Congo’s President Felix Tshisekedi has received his first dose of the Moderna (MRNA.O) COVID-19 vaccine, the government said on Monday, after a six-month wait caused by his unwillingness to take the AstraZeneca shot.
The Democratic Republic of Congo has officially reported 56,000 cases and 1,066 deaths from the coronavirus, though test rates are low in the country of 90 million. The virus has ripped through its ruling elite, killing prominent lawmakers and members of the president’s entourage.
Help came in March with the delivery of 1.7 million AstraZeneca (AZN.L) doses from the COVAX vaccine sharing scheme co-run by the World Health Organization (WHO). But the government delayed the rollout after reports of rare blood clots and exported about 75% of the vaccines to other countries.
Vaccinations in the Central African country have since gone at a snail’s pace. It has administered just 110,000 shots, according to the WHO, one of the lowest COVID-19 vaccine rates in the world.
“Having lost several relatives and close friends, I am in a better position to testify on the devastation caused by this pandemic,” Tshisekedi said following his inoculation on Sunday.
“The vaccine remains the best-indicated solution for the moment.”
Tshisekedi is far behind other world leaders in getting vaccinated, many of whom chose to prove the efficiency and safety of vaccines by getting them in public. South African President Cyril Ramaphosa received a dose in front of cameras in February. Wavel Ramkalawan, the President of Seychelles, received his first dose in January.
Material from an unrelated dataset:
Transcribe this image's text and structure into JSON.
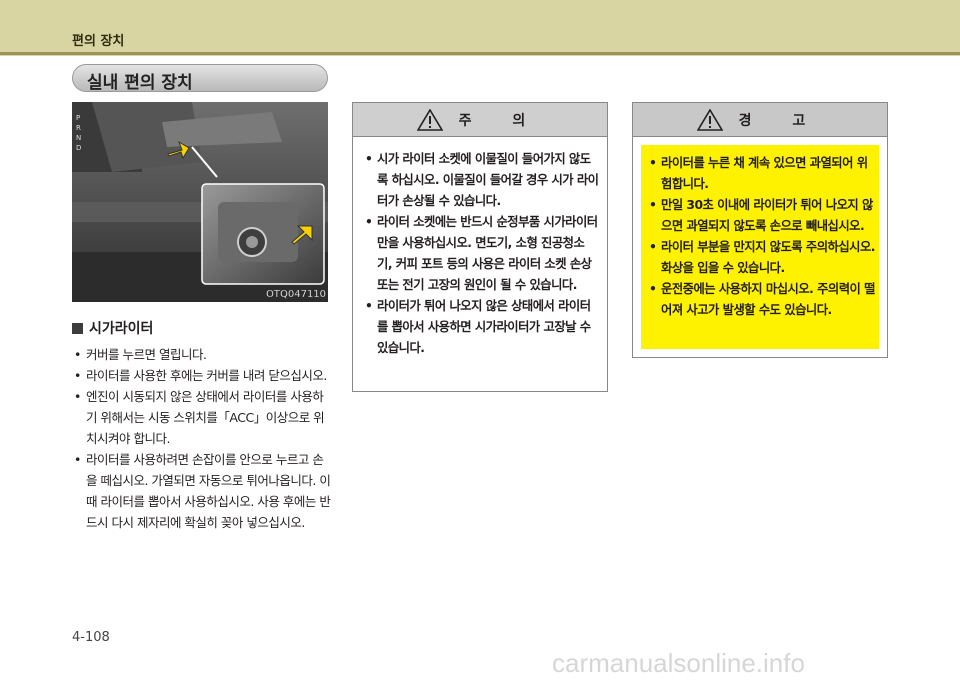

Congo, like many African countries, lacks the funds and technology to pay for or make COVID vaccines in bulk, meaning it lags wealthier nations like the United States, the United Kingdom, or Israel that have inoculated millions.
It received 250,000 doses of the Moderna vaccine on Sept. 6, through COVAX. It is expecting the imminent arrival of several thousand doses of the Johnson & Johnson (JNJ.N), AstraZeneca, and Pfizer (PFE.N) vaccines, according to Roger Kamba, one of Tshisekedi’s healthcare advisors.